Records for processing:
--- --- ---
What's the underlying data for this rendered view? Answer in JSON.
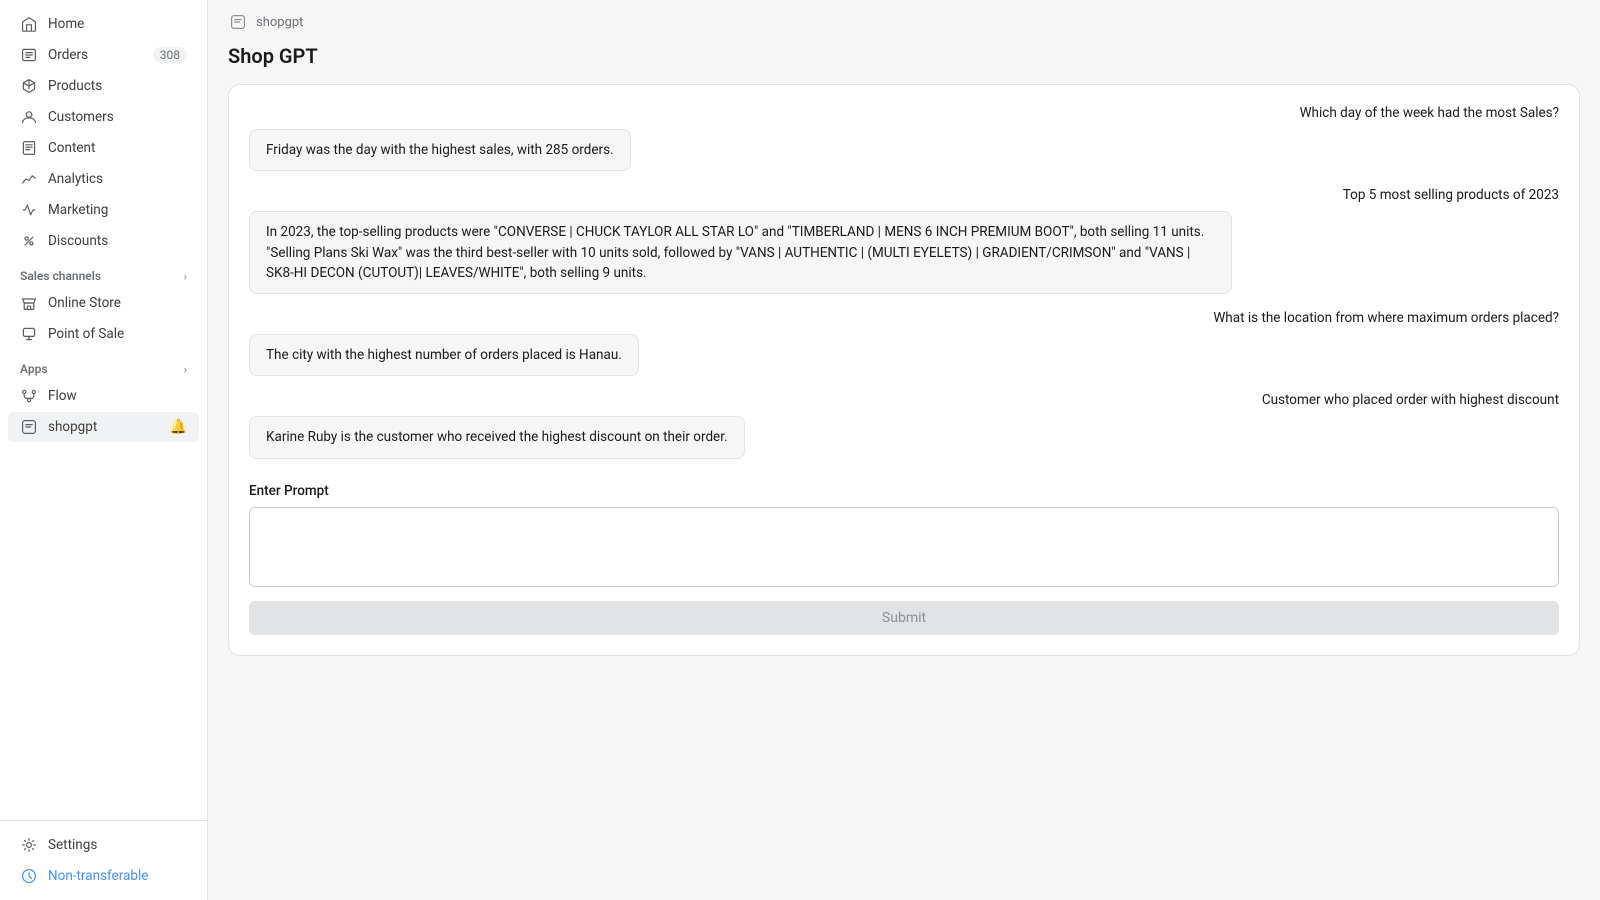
{
  "sidebar": {
    "nav_items": [
      {
        "id": "home",
        "label": "Home",
        "icon": "home"
      },
      {
        "id": "orders",
        "label": "Orders",
        "icon": "orders",
        "badge": "308"
      },
      {
        "id": "products",
        "label": "Products",
        "icon": "products"
      },
      {
        "id": "customers",
        "label": "Customers",
        "icon": "customers"
      },
      {
        "id": "content",
        "label": "Content",
        "icon": "content"
      },
      {
        "id": "analytics",
        "label": "Analytics",
        "icon": "analytics"
      },
      {
        "id": "marketing",
        "label": "Marketing",
        "icon": "marketing"
      },
      {
        "id": "discounts",
        "label": "Discounts",
        "icon": "discounts"
      }
    ],
    "sales_channels_label": "Sales channels",
    "sales_channels": [
      {
        "id": "online-store",
        "label": "Online Store",
        "icon": "store"
      },
      {
        "id": "point-of-sale",
        "label": "Point of Sale",
        "icon": "pos"
      }
    ],
    "apps_label": "Apps",
    "apps": [
      {
        "id": "flow",
        "label": "Flow",
        "icon": "flow"
      }
    ],
    "shopgpt_label": "shopgpt",
    "settings_label": "Settings",
    "non_transferable_label": "Non-transferable"
  },
  "topbar": {
    "app_name": "shopgpt"
  },
  "page": {
    "title": "Shop GPT"
  },
  "chat": {
    "messages": [
      {
        "user": "Which day of the week had the most Sales?",
        "assistant": "Friday was the day with the highest sales, with 285 orders."
      },
      {
        "user": "Top 5 most selling products of 2023",
        "assistant": "In 2023, the top-selling products were \"CONVERSE | CHUCK TAYLOR ALL STAR LO\" and \"TIMBERLAND | MENS 6 INCH PREMIUM BOOT\", both selling 11 units. \"Selling Plans Ski Wax\" was the third best-seller with 10 units sold, followed by \"VANS | AUTHENTIC | (MULTI EYELETS) | GRADIENT/CRIMSON\" and \"VANS | SK8-HI DECON (CUTOUT)| LEAVES/WHITE\", both selling 9 units."
      },
      {
        "user": "What is the location from where maximum orders placed?",
        "assistant": "The city with the highest number of orders placed is Hanau."
      },
      {
        "user": "Customer who placed order with highest discount",
        "assistant": "Karine Ruby is the customer who received the highest discount on their order."
      }
    ],
    "prompt_label": "Enter Prompt",
    "prompt_placeholder": "",
    "submit_label": "Submit"
  }
}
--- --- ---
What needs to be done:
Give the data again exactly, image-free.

Answer area:
What's the underlying data for this rendered view? Answer in JSON.
{
  "sidebar": {
    "nav_items": [
      {
        "id": "home",
        "label": "Home",
        "icon": "home"
      },
      {
        "id": "orders",
        "label": "Orders",
        "icon": "orders",
        "badge": "308"
      },
      {
        "id": "products",
        "label": "Products",
        "icon": "products"
      },
      {
        "id": "customers",
        "label": "Customers",
        "icon": "customers"
      },
      {
        "id": "content",
        "label": "Content",
        "icon": "content"
      },
      {
        "id": "analytics",
        "label": "Analytics",
        "icon": "analytics"
      },
      {
        "id": "marketing",
        "label": "Marketing",
        "icon": "marketing"
      },
      {
        "id": "discounts",
        "label": "Discounts",
        "icon": "discounts"
      }
    ],
    "sales_channels_label": "Sales channels",
    "sales_channels": [
      {
        "id": "online-store",
        "label": "Online Store",
        "icon": "store"
      },
      {
        "id": "point-of-sale",
        "label": "Point of Sale",
        "icon": "pos"
      }
    ],
    "apps_label": "Apps",
    "apps": [
      {
        "id": "flow",
        "label": "Flow",
        "icon": "flow"
      }
    ],
    "shopgpt_label": "shopgpt",
    "settings_label": "Settings",
    "non_transferable_label": "Non-transferable"
  },
  "topbar": {
    "app_name": "shopgpt"
  },
  "page": {
    "title": "Shop GPT"
  },
  "chat": {
    "messages": [
      {
        "user": "Which day of the week had the most Sales?",
        "assistant": "Friday was the day with the highest sales, with 285 orders."
      },
      {
        "user": "Top 5 most selling products of 2023",
        "assistant": "In 2023, the top-selling products were \"CONVERSE | CHUCK TAYLOR ALL STAR LO\" and \"TIMBERLAND | MENS 6 INCH PREMIUM BOOT\", both selling 11 units. \"Selling Plans Ski Wax\" was the third best-seller with 10 units sold, followed by \"VANS | AUTHENTIC | (MULTI EYELETS) | GRADIENT/CRIMSON\" and \"VANS | SK8-HI DECON (CUTOUT)| LEAVES/WHITE\", both selling 9 units."
      },
      {
        "user": "What is the location from where maximum orders placed?",
        "assistant": "The city with the highest number of orders placed is Hanau."
      },
      {
        "user": "Customer who placed order with highest discount",
        "assistant": "Karine Ruby is the customer who received the highest discount on their order."
      }
    ],
    "prompt_label": "Enter Prompt",
    "prompt_placeholder": "",
    "submit_label": "Submit"
  }
}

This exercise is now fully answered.